Now, as a digital strategist for a technology company, Zimm maintains that he’s "still an academic. I’m just their academic." He uses his knowledge of ancient rhetoric to help 21st-century clients. "Data needs to be analyzed," Zimm says. "Someone needs to synthesize it, and tell a story based on the evidence. I’m pretty good at that."
Zimm’s skill at his job arises directly from his graduate training. But his faith in the wide applicability of the Ph.D. skill set is not exactly widespread right now. Alfredo Cumerma, a Gilman Research Fellow and graduate student in Romance languages and literature at the Johns Hopkins University, recently summed up the problem: "Employers simply do not know what a Ph.D. means, or how it can contribute to their organization."
Instead, stereotypes proliferate. Some employers wonder, as Pedicone put it, "Why would I want some egghead around here?"
Zimm knows better. Ph.D.s, he says, "are like beautiful blank slates. We think about things in a new and fresh way." And companies "like the way we analyze things." Plenty of executives know this, and hire Ph.D.’s, but not enough. When Zimm’s company hired him, his company became what technologists call an "early adopter."
How might we spread the news about graduate students’ abilities to the rest of the employment world? The SCS networking session marks a good beginning, but recruiters — the people who actually do the hiring — aren’t yet in the room. Graduate schools have to become recognizable players in multiple employment markets — just like undergraduate programs are.
So how do we get from a networking session to a full-fledged career fair?
There is no single answer. In addition to organizing the SCS networking session, Pedicone has been talking to corporate executives about establishing postdocs — but in industry, not academe. The American Council of Learned Societies has a similar project under way, its Public Fellows program, about which I’ve written previously. Those worthy initiatives plant a seed but so far the work is being done by professional organizations, not graduate schools themselves.
Rainmaking has to start at the source — with graduate schools. "Hiring managers," Cumerma says, "need to be invited to campus, wined and dined." Doing so builds relationships, but more important, it educates. Specifically, it allows employers "to see the kinds of skills and projects our humanist professionals are working on."
Graduate schools also need to exploit their alumni networks. Many doctoral programs are doing a better job these days of tracking students’ career outcomes — and not just the faculty ones. Ph.D.s working outside of academe are a resource to draw on: After all, every one of them was hired by a company or organization that hires Ph.D.s.

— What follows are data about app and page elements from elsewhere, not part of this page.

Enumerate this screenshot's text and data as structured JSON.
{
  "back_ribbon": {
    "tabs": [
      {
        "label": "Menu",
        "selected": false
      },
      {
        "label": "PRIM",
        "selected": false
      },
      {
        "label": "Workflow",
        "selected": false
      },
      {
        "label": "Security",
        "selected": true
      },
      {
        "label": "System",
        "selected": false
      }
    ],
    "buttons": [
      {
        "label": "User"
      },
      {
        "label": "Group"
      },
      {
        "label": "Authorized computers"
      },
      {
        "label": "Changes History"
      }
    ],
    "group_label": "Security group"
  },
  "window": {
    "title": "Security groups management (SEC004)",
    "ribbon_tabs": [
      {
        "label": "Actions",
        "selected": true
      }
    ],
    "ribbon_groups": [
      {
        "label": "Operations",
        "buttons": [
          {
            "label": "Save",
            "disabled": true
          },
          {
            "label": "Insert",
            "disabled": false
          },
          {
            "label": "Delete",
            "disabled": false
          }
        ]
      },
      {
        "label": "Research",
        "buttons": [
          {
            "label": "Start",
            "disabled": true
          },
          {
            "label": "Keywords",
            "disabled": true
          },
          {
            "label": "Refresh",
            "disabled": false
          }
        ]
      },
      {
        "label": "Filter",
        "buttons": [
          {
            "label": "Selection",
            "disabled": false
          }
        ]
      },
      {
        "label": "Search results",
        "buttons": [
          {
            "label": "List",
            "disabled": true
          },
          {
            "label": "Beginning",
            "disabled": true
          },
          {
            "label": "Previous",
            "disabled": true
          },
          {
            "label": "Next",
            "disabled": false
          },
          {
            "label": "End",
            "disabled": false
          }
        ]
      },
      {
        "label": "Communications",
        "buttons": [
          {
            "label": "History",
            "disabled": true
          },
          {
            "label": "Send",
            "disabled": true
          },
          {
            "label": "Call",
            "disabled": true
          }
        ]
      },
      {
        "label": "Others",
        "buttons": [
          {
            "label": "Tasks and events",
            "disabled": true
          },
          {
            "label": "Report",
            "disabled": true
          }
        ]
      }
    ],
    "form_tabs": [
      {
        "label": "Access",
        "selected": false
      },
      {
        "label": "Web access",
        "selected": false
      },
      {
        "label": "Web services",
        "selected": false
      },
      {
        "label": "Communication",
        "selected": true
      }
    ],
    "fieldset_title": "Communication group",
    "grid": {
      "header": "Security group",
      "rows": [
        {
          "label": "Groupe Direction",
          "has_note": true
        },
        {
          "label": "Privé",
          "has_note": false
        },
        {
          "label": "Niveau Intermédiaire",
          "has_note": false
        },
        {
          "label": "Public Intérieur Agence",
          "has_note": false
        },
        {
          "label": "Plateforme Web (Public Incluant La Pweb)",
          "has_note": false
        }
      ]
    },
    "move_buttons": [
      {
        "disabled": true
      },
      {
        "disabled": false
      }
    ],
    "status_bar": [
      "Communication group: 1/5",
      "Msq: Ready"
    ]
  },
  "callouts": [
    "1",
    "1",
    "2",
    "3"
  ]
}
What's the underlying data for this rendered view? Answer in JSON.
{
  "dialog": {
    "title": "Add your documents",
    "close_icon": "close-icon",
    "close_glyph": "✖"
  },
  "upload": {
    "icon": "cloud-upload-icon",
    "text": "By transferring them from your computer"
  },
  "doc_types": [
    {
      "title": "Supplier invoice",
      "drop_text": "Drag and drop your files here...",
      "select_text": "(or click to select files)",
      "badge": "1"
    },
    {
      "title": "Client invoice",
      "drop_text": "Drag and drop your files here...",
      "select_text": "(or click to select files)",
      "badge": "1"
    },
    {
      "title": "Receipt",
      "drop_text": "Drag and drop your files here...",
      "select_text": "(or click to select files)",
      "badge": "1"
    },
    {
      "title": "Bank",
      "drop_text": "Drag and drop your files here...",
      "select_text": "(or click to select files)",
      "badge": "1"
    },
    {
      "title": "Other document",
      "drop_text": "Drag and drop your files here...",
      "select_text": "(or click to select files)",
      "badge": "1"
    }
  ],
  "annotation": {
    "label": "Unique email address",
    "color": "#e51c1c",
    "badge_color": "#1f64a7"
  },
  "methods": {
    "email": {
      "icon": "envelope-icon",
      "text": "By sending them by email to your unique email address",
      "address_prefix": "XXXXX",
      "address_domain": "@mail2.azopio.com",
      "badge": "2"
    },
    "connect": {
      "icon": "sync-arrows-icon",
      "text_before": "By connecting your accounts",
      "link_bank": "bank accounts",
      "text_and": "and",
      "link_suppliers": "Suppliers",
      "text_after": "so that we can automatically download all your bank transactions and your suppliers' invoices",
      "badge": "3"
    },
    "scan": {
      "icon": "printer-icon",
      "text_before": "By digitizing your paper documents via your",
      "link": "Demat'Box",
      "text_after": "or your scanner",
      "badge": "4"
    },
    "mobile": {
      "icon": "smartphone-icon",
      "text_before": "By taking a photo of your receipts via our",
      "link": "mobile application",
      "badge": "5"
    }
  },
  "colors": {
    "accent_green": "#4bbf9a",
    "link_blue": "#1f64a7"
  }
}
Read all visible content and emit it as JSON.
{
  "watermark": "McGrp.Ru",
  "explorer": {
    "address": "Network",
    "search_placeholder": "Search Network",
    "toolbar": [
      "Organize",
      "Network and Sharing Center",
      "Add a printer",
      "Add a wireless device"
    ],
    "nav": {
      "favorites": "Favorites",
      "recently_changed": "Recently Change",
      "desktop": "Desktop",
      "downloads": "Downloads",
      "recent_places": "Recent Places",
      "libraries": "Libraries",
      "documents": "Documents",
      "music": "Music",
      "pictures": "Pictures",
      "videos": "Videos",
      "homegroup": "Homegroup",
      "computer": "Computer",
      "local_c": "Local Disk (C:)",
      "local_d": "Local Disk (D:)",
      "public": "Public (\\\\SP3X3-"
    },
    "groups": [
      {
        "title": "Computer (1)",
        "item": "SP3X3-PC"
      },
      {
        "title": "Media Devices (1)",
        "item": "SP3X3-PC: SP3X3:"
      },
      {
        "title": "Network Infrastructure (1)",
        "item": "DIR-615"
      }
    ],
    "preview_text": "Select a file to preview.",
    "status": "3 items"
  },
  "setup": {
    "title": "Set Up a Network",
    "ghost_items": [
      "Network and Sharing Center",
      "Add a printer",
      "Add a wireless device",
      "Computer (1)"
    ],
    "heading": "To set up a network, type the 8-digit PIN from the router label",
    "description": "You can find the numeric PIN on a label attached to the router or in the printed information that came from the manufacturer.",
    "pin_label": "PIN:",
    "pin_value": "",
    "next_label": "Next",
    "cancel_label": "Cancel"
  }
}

Doctoral students and Ph.D.s can certainly sell the work they’re doing, but that’s much harder to do if they have to make every contact themselves. Zimm got support and advice from Yale’s career office, but he wound up cold-calling technology companies and assembling his professional network on his own. That’s greatly to his credit, but his solution also points to the extent of the problem.
Graduate schools have to bring the students and the employers together. We are working to get our institutional houses in order and better prepare students for new employment markets. Now we have to reach out of our houses and into those markets.
For years, faculty and graduate students in most fields disdained work outside the university walls. Those outside learned to ignore us in turn. We have to forge ties with them now. We can’t afford to wait for them to come to us.
Leonard Cassuto, a professor of English at Fordham University, writes regularly about graduate education in this space. His latest book is The Graduate School Mess: What Caused It and How We Can Fix It, published by Harvard University Press. He welcomes comments, suggestions, and stories at firstname.lastname@example.org. Twitter handle: @LCassuto.